President Jacob Zuma in Parliament. (Photo: GCIS)

While President Jacob Zuma started to say the right things in his reply to the State of the Nation Address (Sona) debate yesterday, analysts agree that it was too little, too late to salvage his credibility.

According to political analyst Andre Duvenhage, Zuma’s apparent appeal for respect in parliament was a successful attempt to define a high moral ground.

Zuma came under severe criticism during this week’s Sona debate, particularly from the DA and EFF, who labeled him an “illegitimate president”.

DA leader Mmusi Maimane said Zuma had distanced himself from the country, and was residing in a place called “Planet Zuma”, while the EFF’s Julius Malema spoke of the president’s previous public controversies.

Asked if Zuma’s approach in responding to his critics would help his image, Duvenhage said: “This drop won’t fill the ocean, because too much damage has already been done to his image.”

According to Duvenhage, it appears the president no longer has executive powers, as his ruling party is now in full control, most likely from Luthuli House.

However, he believed Zuma should be supported in his plea to MPs to behave in parliament.

“Everyone needs to respect the rules of parliament,” he added.

Fellow analyst Elvis Masoga echoed Duvenhage’s sentiments, stressing that it is critically important for every leader of society, including MPs, to conduct themselves in a manner that upholds dignity and respect.

“Yes, we are aware that the president is failing the country in light of his leadership, but that should not become a licence to any MP to hurl personal insults at him, as he is still the president.

“While the country is trying to deal with the president’s leadership blunders, instead of holding him to account in a respectful manner, MPs are turning the nation into a disgrace,” said Masoga.

In his plea, Zuma said being in parliament was not a means to satisfy one’s own feelings, but to represent the electorate.

“Some of us feel really bad when we see the manner in which we portray ourselves.
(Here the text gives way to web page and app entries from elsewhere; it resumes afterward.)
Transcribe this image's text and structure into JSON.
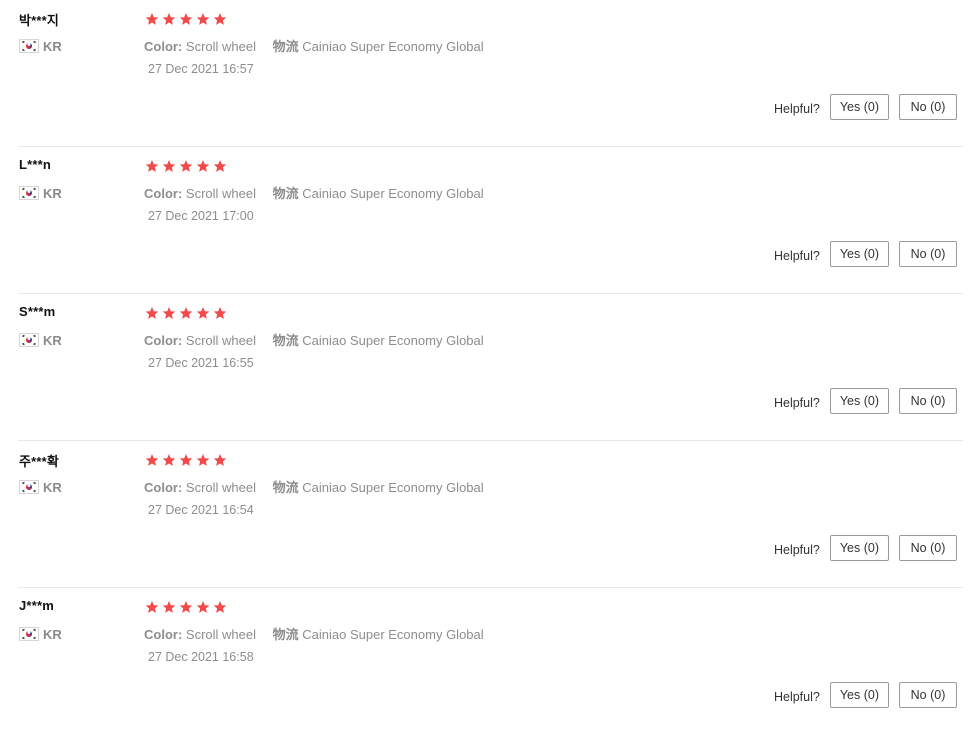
{
  "colors": {
    "star": "#f14a4a",
    "muted_text": "#8d8d8d",
    "divider": "#e8e8e8"
  },
  "icons": {
    "rating": "star-icon",
    "country_flag": "south-korea-flag-icon"
  },
  "reviews": [
    {
      "user": "박***지",
      "country": "KR",
      "rating": 5,
      "color_key": "Color:",
      "color_value": "Scroll wheel",
      "shipping_key": "物流",
      "shipping_value": "Cainiao Super Economy Global",
      "date": "27 Dec 2021 16:57",
      "helpful_label": "Helpful?",
      "yes_label": "Yes (0)",
      "no_label": "No (0)"
    },
    {
      "user": "L***n",
      "country": "KR",
      "rating": 5,
      "color_key": "Color:",
      "color_value": "Scroll wheel",
      "shipping_key": "物流",
      "shipping_value": "Cainiao Super Economy Global",
      "date": "27 Dec 2021 17:00",
      "helpful_label": "Helpful?",
      "yes_label": "Yes (0)",
      "no_label": "No (0)"
    },
    {
      "user": "S***m",
      "country": "KR",
      "rating": 5,
      "color_key": "Color:",
      "color_value": "Scroll wheel",
      "shipping_key": "物流",
      "shipping_value": "Cainiao Super Economy Global",
      "date": "27 Dec 2021 16:55",
      "helpful_label": "Helpful?",
      "yes_label": "Yes (0)",
      "no_label": "No (0)"
    },
    {
      "user": "주***확",
      "country": "KR",
      "rating": 5,
      "color_key": "Color:",
      "color_value": "Scroll wheel",
      "shipping_key": "物流",
      "shipping_value": "Cainiao Super Economy Global",
      "date": "27 Dec 2021 16:54",
      "helpful_label": "Helpful?",
      "yes_label": "Yes (0)",
      "no_label": "No (0)"
    },
    {
      "user": "J***m",
      "country": "KR",
      "rating": 5,
      "color_key": "Color:",
      "color_value": "Scroll wheel",
      "shipping_key": "物流",
      "shipping_value": "Cainiao Super Economy Global",
      "date": "27 Dec 2021 16:58",
      "helpful_label": "Helpful?",
      "yes_label": "Yes (0)",
      "no_label": "No (0)"
    }
  ]
}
I think we should change, we are not doing good to the people who sent us here,” said Zuma.

“It’s a matter I believe we need to be united on, then we will have time to agree and to disagree on different issues.

“Let us disagree with respect… it is a plea I am making,” he said.

Zuma said when the EFF left, and his party’s MPs continued disruptions, he became worried.

“We can’t call ourselves honourable while behaving dishonourably… I’m talking to all members of parliament,” he said.